“Ultimately, that did not happen… the court overturned the penalty… I think about that quite often when I sign these [death] warrants. I am required by law to sign these warrants. Twelve people in a jury made a determination, unanimously, beyond a reasonable doubt,” said Corbett. “I know at some point in time when I pass on, I will be judged on this but this is the decision that I made.”
“Thou shall not kill!” yelled someone.
Just before 9 p.m., amid protesters standing and shouting, the event was canceled early.
A man stood and yelled, “We want you to cancel the construction project… building prisons … You’re continuously cutting education, cutting schools and cutting GA … It’s a direct attack on struggling and poor people, and it’s fucked up!”
Two minutes later, the Governor left the stage as protesters stood and shouted, “Corbett Go Home!”
Exit Stage Left
A group of approximately 50–60 protesters gathered at the side exit of the Museum, awaiting the governor’s departure.
Though many individuals participated, three groups—Decarcerate PA, Act Up Philadelphia and Fight for Philly—began coordinating with each other just a couple of days ago.
23-year-old community organizer Che Saitta of Fight for Philly said really, everyone just signed up for tickets online.
“Honestly, for a minute, we thought [the tickets were] a hoax,” said Saitta. “When we tried to go to the tea party when Romney was here, we all paid for tickets [but] they wouldn’t let us in. They wouldn’t tell us why. So we were like, ‘Well, either we’re going to take it over, or we’re going to get kicked out.’”
After both scenarios happened, the crowd continued to shout at the Governor with a megaphone from outside. They chanted, “Bring him out!” and “How does it feel to be incarcerated?”
A 32-year-old Act Up activist named Yetta manned the microphone.
“I’m one of the people affected by his GA cut,” Yetta told PW. “I don’t have money to fund all the stuff I need like soap and deodorant and laundry detergent.
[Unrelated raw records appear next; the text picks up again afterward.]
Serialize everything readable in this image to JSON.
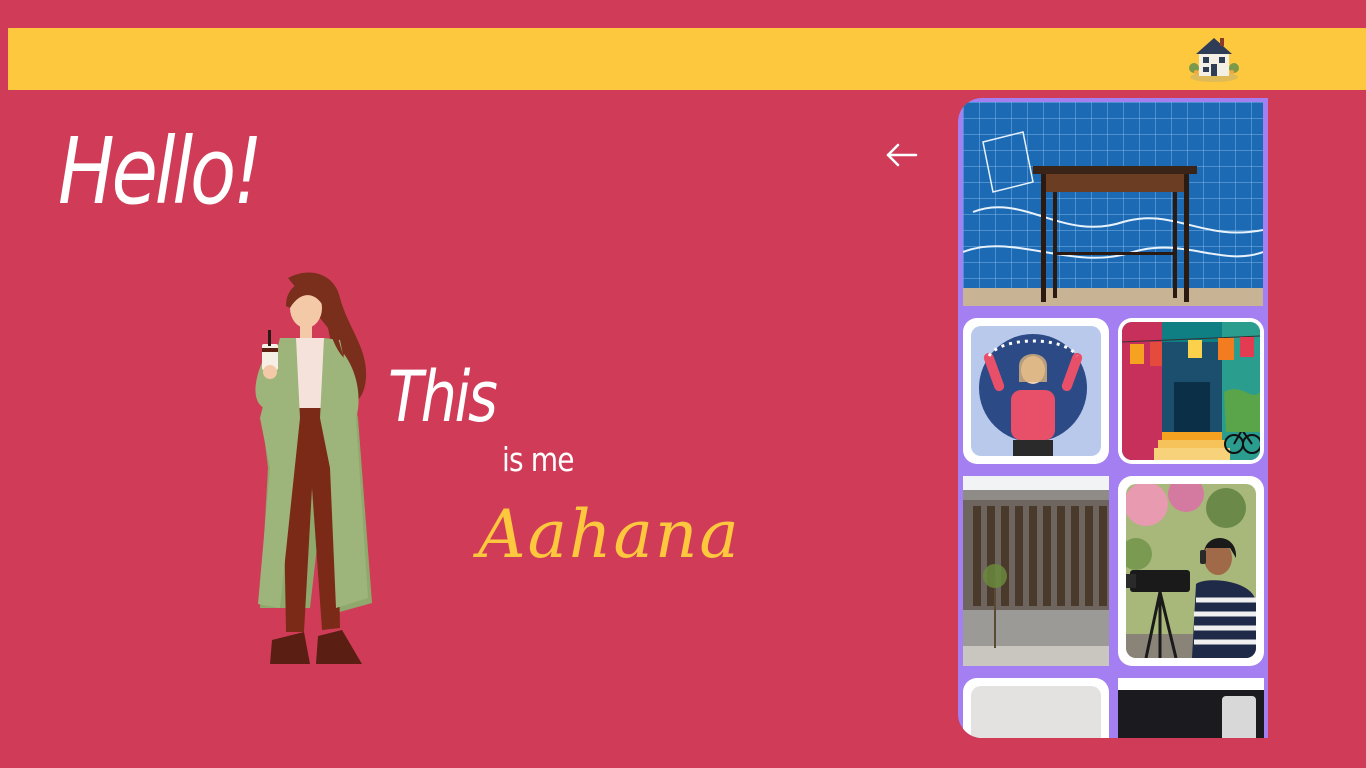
{
  "header": {
    "home_icon": "house-icon"
  },
  "hero": {
    "greeting": "Hello!",
    "line1": "This",
    "line2": "is me",
    "name": "Aahana"
  },
  "nav": {
    "back_icon": "arrow-left-icon"
  },
  "gallery": {
    "items": [
      {
        "subject": "desk against blue tile mural"
      },
      {
        "subject": "girl with flower garland illustration"
      },
      {
        "subject": "colorful street with hanging clothes illustration"
      },
      {
        "subject": "concrete building with wooden slats"
      },
      {
        "subject": "person filming with camera"
      },
      {
        "subject": "white paper"
      },
      {
        "subject": "dark photo"
      }
    ]
  },
  "colors": {
    "background": "#d03c58",
    "topbar": "#fdc73e",
    "gallery_frame": "#a47ff2",
    "name_text": "#fdc73e"
  }
}
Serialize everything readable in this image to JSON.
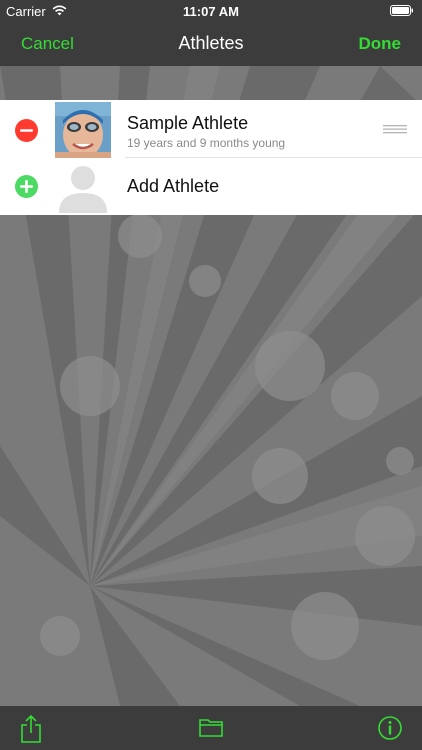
{
  "status_bar": {
    "carrier": "Carrier",
    "time": "11:07 AM",
    "icons": [
      "wifi-icon",
      "battery-icon"
    ]
  },
  "nav": {
    "cancel_label": "Cancel",
    "title": "Athletes",
    "done_label": "Done"
  },
  "athletes": [
    {
      "name": "Sample Athlete",
      "age_text": "19 years and 9 months young",
      "edit_control": "delete-control",
      "accessory": "reorder-icon"
    }
  ],
  "add_row": {
    "label": "Add Athlete",
    "edit_control": "insert-control",
    "icon": "person-placeholder-icon"
  },
  "toolbar": {
    "icons": [
      "share-icon",
      "folder-icon",
      "info-icon"
    ]
  },
  "colors": {
    "accent": "#33dd33",
    "bar_background": "#3c3c3c",
    "delete_red": "#ff3b30",
    "insert_green": "#4cd964"
  }
}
I can’t make it to my doctors’ appointments because I don’t have no money.”
After 10 minutes or so, police cleared a path in front of the doors and Corbett’s mini caravan of black SUVs sped out through the shouts.